Exercise directions: In how many lines of the data does the word "Ramahery" appear? Give the number by itself.

═════ Data listing

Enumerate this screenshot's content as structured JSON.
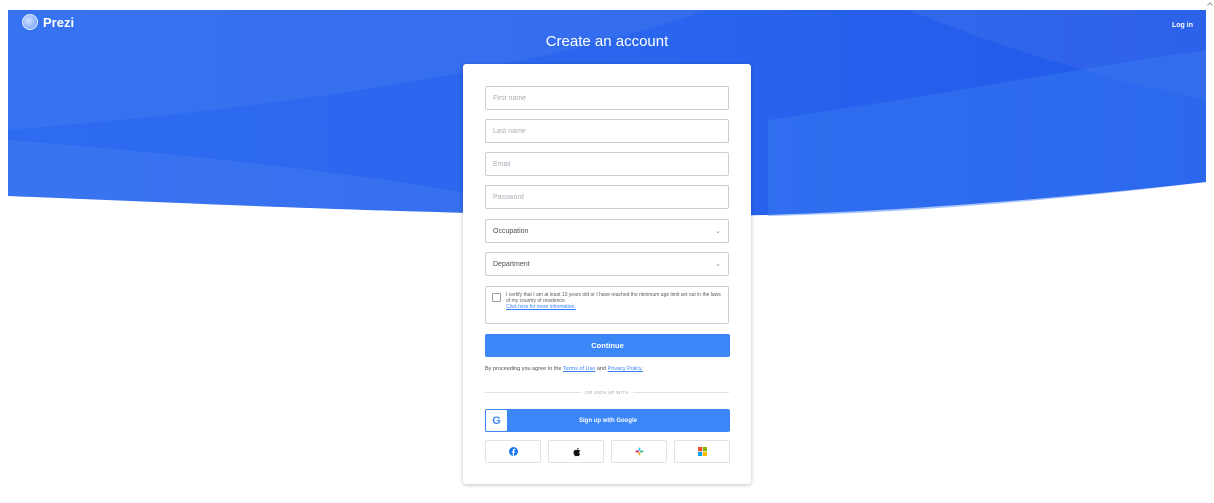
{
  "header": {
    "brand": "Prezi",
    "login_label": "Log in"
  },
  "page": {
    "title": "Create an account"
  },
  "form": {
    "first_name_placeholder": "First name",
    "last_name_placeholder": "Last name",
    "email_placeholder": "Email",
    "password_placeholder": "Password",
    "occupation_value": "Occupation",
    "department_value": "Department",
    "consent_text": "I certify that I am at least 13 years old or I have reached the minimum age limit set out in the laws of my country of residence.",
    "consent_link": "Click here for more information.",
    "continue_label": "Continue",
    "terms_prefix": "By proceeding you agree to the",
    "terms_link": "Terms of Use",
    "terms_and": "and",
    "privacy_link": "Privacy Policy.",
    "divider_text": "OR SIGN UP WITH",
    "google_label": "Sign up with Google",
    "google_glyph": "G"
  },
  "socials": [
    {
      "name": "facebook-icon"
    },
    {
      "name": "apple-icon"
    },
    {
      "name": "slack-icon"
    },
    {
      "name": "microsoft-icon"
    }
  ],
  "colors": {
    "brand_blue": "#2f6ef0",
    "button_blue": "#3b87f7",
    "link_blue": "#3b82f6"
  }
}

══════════
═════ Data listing

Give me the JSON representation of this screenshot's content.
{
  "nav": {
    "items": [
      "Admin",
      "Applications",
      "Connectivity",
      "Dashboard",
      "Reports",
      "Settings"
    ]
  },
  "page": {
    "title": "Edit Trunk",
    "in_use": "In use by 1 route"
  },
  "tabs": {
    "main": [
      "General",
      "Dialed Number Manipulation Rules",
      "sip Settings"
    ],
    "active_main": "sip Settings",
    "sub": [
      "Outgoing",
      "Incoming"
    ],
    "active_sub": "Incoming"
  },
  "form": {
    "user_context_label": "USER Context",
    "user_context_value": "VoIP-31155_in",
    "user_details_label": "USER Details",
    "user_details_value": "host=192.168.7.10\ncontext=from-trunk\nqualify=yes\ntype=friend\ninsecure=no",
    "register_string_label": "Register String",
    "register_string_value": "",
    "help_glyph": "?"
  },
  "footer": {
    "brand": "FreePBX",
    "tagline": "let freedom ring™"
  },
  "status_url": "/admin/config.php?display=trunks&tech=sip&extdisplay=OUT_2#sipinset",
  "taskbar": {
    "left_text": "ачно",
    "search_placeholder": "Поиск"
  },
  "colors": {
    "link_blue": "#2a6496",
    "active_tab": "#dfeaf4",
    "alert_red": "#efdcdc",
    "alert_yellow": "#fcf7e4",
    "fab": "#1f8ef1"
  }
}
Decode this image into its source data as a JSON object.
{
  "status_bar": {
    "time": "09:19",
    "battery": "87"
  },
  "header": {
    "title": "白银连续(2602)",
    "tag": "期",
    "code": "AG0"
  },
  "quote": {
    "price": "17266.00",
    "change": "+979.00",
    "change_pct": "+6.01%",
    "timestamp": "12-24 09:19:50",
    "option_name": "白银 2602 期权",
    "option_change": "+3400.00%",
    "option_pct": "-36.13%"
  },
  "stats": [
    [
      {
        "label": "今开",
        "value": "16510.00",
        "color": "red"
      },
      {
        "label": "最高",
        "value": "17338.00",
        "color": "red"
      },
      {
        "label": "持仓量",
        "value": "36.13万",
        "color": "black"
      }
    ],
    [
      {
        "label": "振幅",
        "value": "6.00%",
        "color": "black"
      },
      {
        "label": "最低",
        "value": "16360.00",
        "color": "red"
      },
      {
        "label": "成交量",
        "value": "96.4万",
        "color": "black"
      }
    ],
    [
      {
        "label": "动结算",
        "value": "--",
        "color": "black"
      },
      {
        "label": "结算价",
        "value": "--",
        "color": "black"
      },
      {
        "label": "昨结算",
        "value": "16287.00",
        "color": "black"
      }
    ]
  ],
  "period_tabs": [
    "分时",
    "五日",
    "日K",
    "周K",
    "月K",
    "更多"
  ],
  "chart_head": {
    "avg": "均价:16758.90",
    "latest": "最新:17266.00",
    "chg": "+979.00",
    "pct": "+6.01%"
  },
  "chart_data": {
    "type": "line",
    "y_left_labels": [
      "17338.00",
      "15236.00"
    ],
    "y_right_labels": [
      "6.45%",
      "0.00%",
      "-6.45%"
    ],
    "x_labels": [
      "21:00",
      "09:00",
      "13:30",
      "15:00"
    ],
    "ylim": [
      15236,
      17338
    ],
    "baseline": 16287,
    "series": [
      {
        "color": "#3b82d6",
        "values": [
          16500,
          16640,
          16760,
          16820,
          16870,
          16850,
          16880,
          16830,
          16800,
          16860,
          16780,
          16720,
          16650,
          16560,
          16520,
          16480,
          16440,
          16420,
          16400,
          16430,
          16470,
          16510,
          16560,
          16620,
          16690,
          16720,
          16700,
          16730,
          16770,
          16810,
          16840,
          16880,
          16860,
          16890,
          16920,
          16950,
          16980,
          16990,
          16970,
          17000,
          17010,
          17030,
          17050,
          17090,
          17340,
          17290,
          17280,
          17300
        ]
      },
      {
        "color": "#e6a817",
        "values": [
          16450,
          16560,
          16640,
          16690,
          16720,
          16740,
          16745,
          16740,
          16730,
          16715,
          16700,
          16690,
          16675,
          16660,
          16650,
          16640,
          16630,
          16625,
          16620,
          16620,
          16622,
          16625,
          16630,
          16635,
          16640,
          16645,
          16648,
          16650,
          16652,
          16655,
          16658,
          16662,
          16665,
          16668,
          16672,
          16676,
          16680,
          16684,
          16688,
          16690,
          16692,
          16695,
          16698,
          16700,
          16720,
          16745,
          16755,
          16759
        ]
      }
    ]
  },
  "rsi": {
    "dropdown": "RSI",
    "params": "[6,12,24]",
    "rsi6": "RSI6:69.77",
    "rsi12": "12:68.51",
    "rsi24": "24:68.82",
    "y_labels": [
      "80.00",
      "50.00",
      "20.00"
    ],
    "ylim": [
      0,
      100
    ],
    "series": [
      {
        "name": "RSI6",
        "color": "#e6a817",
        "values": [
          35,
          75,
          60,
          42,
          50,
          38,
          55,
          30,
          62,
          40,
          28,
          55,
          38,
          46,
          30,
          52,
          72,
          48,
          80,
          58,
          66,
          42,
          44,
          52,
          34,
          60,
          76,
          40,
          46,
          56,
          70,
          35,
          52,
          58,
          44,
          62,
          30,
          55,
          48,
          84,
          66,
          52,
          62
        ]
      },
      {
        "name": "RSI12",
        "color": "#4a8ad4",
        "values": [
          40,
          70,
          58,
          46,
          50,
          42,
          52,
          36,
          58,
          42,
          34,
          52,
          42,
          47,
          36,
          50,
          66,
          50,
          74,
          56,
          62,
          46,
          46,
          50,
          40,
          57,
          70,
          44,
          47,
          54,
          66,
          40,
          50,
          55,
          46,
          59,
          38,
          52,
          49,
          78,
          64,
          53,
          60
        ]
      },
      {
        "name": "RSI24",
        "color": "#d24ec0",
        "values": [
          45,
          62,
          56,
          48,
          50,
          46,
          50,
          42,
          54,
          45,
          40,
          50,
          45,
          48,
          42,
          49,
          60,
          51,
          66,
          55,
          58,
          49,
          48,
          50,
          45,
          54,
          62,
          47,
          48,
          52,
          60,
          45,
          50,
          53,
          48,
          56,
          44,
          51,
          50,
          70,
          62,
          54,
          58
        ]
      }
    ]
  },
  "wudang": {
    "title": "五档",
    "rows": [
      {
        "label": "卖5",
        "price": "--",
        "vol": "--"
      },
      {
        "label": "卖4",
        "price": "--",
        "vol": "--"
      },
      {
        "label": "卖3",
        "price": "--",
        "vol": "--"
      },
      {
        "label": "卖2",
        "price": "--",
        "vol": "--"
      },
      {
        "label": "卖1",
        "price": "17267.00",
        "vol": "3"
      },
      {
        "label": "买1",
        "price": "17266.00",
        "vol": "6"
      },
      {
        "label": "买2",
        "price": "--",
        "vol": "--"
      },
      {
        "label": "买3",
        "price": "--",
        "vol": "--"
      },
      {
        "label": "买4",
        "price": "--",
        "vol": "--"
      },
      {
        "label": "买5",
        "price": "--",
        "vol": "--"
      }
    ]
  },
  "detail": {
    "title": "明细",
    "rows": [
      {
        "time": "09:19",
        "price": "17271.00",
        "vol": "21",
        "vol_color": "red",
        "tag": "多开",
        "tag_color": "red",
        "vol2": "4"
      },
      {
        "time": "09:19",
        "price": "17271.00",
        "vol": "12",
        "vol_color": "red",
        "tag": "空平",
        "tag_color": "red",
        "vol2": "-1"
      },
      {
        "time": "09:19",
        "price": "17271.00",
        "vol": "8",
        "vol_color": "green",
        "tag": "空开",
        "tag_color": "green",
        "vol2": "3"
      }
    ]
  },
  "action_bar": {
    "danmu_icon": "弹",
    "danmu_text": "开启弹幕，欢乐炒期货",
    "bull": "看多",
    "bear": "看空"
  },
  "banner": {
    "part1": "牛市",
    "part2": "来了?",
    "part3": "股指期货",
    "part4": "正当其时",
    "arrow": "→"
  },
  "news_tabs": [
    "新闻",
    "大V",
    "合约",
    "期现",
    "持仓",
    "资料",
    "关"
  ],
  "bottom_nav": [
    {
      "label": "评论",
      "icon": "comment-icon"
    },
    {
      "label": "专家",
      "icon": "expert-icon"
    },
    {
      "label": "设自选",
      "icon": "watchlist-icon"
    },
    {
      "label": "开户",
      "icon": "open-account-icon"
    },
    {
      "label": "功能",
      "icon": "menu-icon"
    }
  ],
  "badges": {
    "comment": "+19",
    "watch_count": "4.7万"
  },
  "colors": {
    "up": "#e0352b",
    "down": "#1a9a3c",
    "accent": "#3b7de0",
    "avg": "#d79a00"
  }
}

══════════
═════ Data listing

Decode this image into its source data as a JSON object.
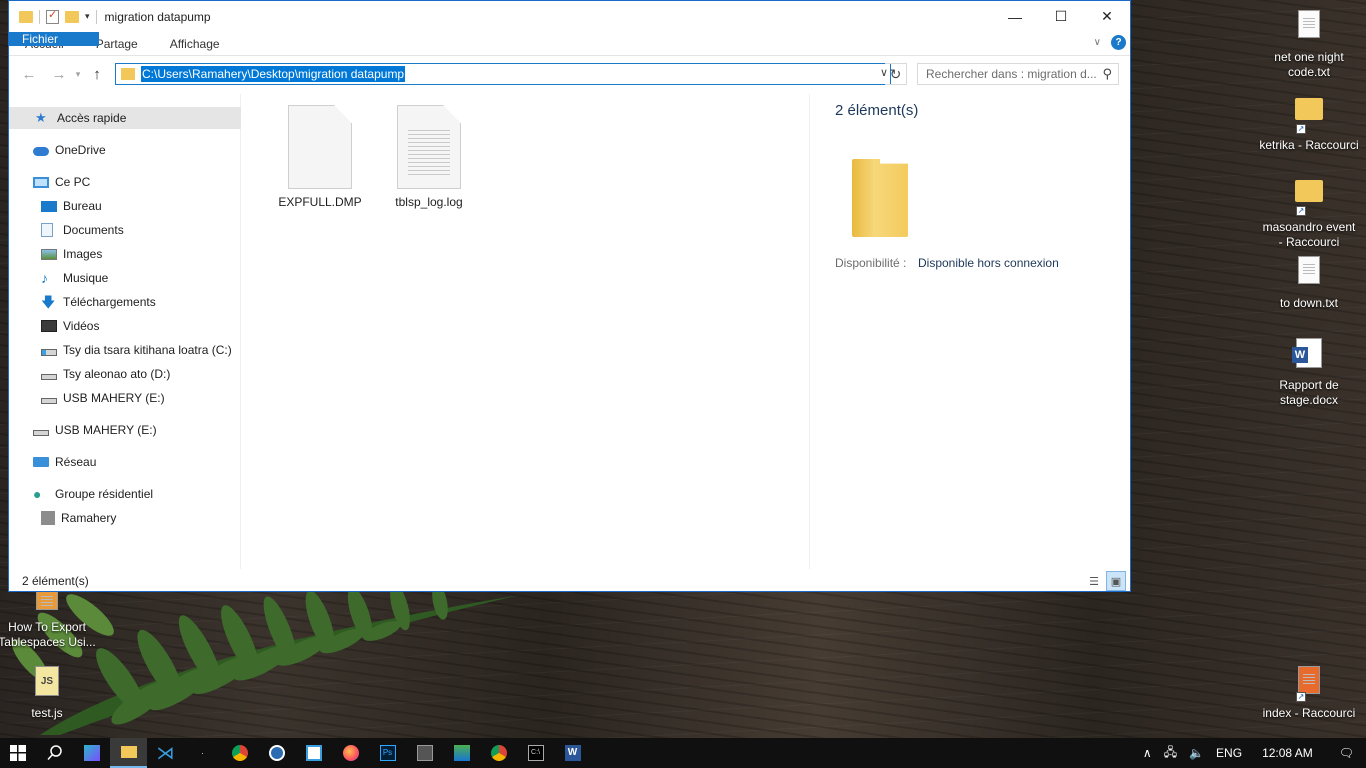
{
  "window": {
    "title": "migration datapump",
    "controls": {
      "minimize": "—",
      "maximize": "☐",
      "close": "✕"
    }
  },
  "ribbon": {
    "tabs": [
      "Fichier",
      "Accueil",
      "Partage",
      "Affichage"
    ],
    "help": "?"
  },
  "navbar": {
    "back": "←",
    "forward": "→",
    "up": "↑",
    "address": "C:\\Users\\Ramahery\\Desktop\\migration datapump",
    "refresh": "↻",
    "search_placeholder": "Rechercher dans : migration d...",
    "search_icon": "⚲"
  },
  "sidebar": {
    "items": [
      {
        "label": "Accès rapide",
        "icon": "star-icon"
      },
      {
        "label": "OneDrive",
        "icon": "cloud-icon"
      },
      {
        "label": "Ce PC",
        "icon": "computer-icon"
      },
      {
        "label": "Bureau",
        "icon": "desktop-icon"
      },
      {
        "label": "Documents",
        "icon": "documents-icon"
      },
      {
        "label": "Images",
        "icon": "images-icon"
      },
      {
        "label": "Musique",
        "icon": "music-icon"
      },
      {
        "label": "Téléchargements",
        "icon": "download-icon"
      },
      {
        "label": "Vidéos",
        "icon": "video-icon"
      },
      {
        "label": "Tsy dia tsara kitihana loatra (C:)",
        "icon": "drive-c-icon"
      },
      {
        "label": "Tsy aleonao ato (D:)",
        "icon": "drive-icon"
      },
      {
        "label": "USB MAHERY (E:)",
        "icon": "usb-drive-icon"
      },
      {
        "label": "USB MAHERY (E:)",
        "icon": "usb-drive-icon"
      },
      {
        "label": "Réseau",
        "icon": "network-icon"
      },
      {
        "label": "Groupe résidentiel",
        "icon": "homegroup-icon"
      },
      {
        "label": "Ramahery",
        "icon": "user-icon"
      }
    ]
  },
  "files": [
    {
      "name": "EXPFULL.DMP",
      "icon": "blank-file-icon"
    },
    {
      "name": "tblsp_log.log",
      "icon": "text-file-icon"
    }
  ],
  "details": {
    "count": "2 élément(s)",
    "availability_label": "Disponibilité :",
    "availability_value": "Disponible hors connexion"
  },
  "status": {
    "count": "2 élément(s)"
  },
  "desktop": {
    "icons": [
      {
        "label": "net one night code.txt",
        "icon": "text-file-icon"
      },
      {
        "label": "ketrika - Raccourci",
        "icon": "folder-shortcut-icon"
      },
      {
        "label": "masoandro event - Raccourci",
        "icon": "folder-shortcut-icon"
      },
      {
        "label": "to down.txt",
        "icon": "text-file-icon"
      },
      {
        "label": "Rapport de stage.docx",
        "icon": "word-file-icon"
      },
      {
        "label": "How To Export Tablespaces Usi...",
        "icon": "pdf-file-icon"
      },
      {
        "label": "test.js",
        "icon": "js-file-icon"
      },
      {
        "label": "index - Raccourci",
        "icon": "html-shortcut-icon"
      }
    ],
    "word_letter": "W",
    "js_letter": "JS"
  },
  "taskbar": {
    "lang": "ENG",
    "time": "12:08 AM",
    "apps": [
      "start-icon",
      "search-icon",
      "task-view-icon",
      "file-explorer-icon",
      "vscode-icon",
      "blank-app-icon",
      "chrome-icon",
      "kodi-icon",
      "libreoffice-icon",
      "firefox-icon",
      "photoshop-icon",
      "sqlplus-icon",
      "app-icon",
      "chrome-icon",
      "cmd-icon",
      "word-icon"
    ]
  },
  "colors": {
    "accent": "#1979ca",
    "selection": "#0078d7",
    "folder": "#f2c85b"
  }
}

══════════

Response to the exercise: 2